Researchers across the world have given varying estimates about the size of job losses. One recent estimate by Forrester suggests 6 percent of jobs could be wiped out thanks to AI in the next five years. The White House report cites a 2013 study from Oxford University suggesting 47 percent of U.S. jobs are at risk due to AI, while the Organisation for Economic Cooperation and Development (OECD), estimates only 9 percent of jobs are at risk of being completely displaced. The White House report suggests that lower-skilled and less-educated workers could feel the heat the most.

"This means that automation will continue to put downward pressure on demand for this group, putting downward pressure on wages and upward pressure on inequality. In the longer-run, there may be different or larger effects. One possibility is superstar-biased technological change, where the benefits of technology accrue to an even smaller portion of society than just highly-skilled workers," the report said.

"The winner-take-most nature of information technology markets means that only a few may come to dominate markets. If labor productivity increases do not translate into wage increases, then the large economic gains brought about by AI could accrue to a select few. Instead of broadly shared prosperity for workers and consumers, this might push towards reduced competition and increased wealth inequality."

Three policy responses were proposed by the U.S. government to help with the transition:

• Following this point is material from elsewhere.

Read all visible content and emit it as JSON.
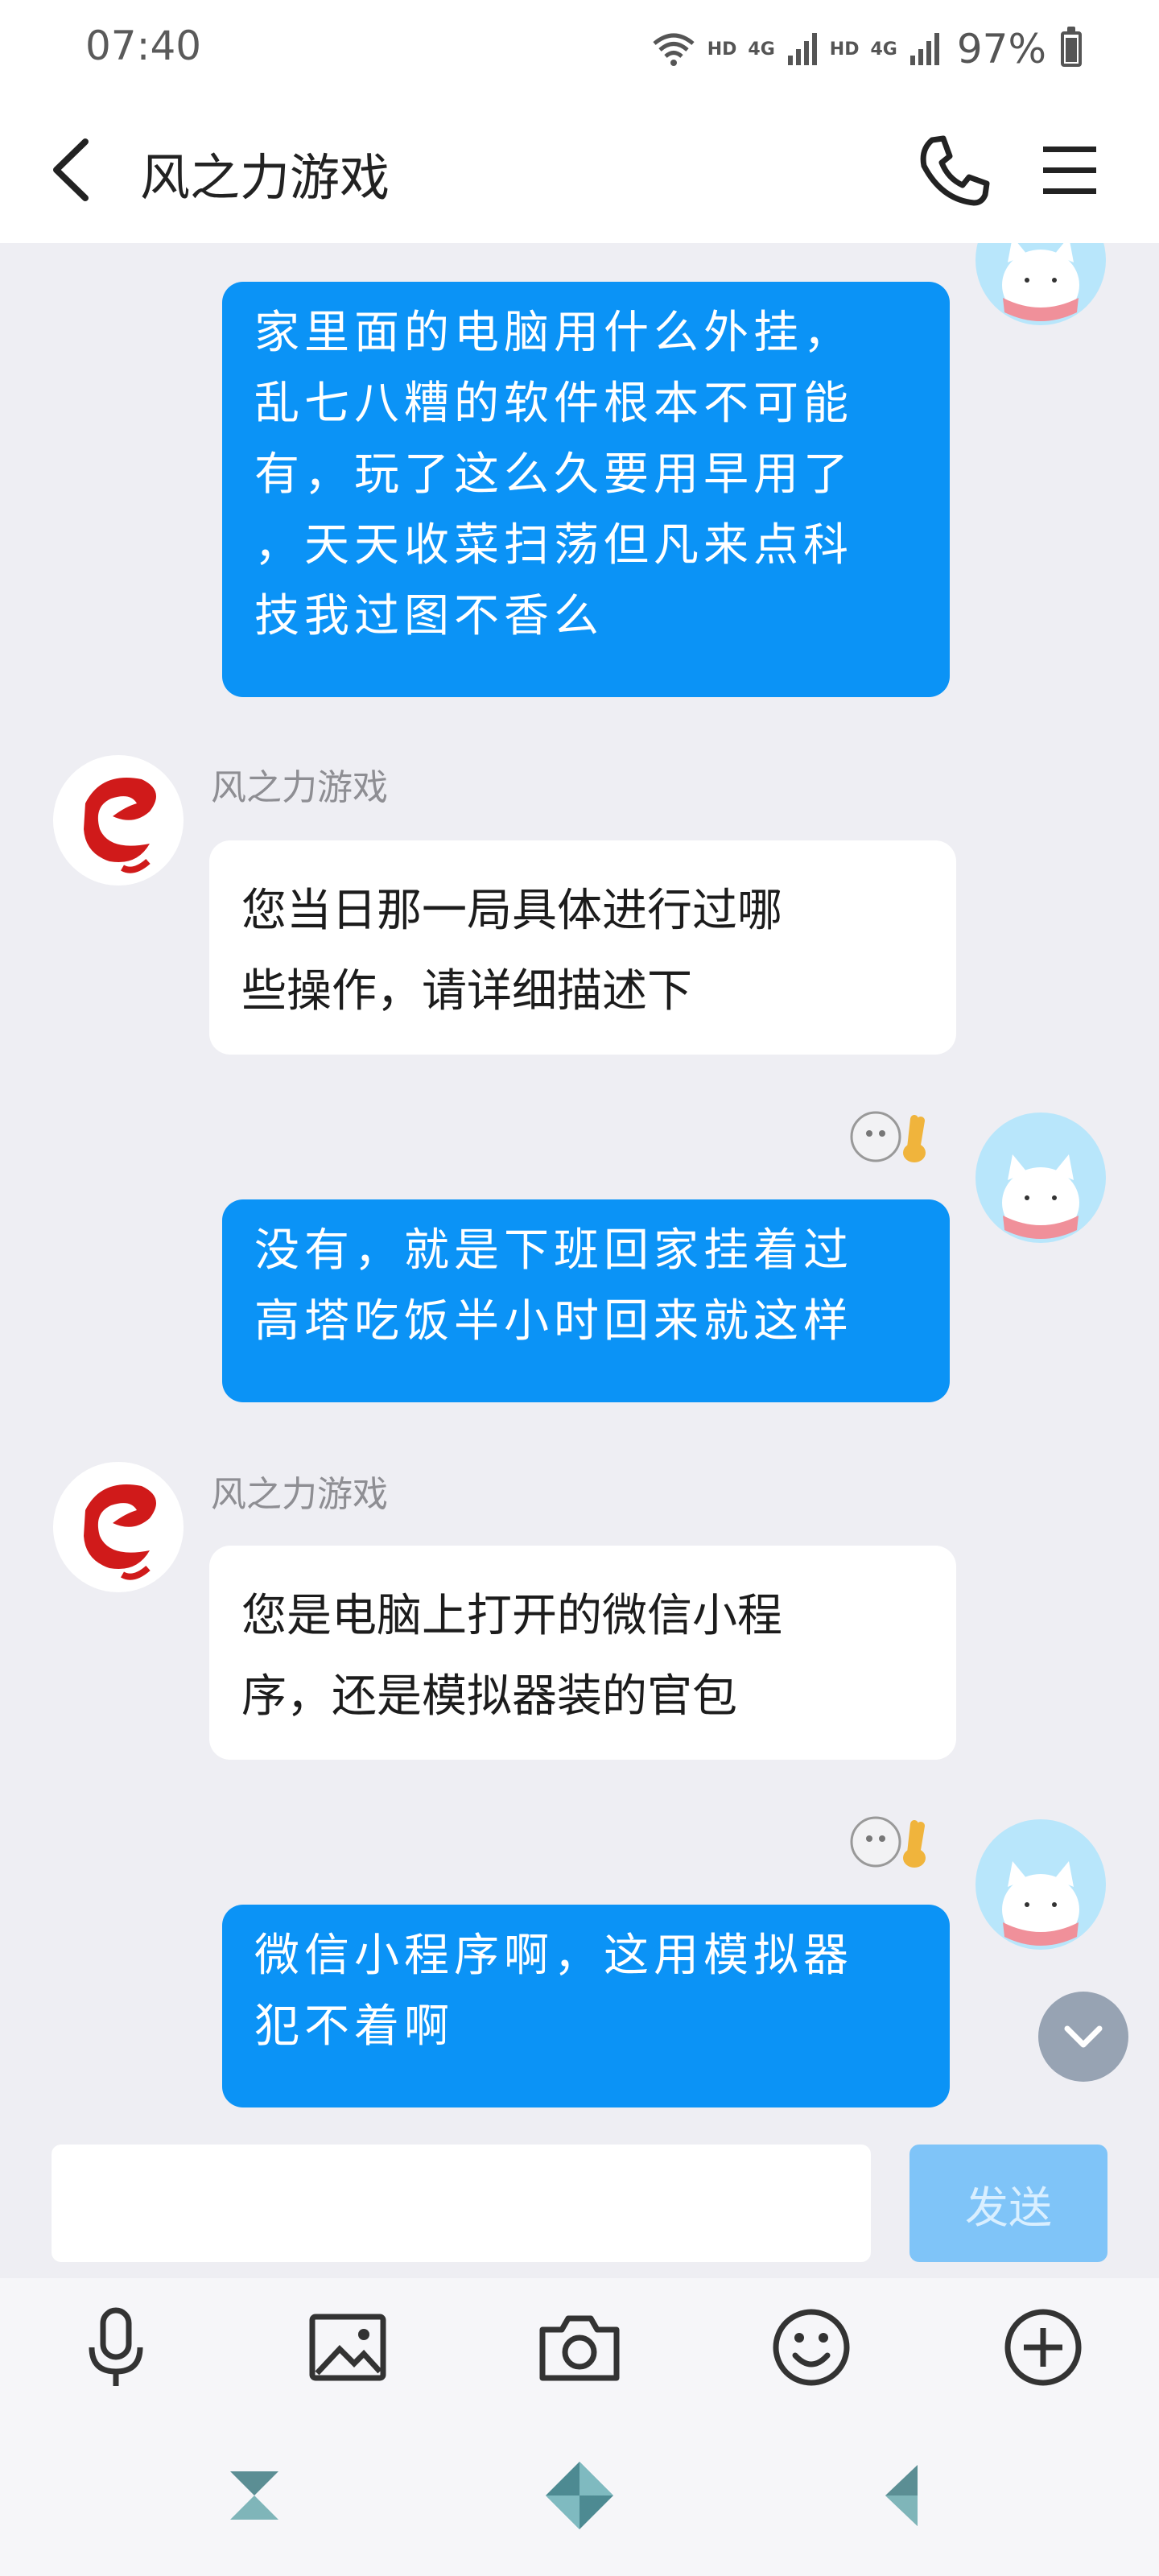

  • Invest in and develop AI which includes developing the technology in areas such as cyber-defense, as well as boosting education in this area
  • Educating and training Americans for the future
  • Aid workers in the transition and empower workers to ensure broadly shared growth. This can be done by modernizing the social safety net, which could include "more robust interventions" from the government, such as further strengthening the unemployment insurance system.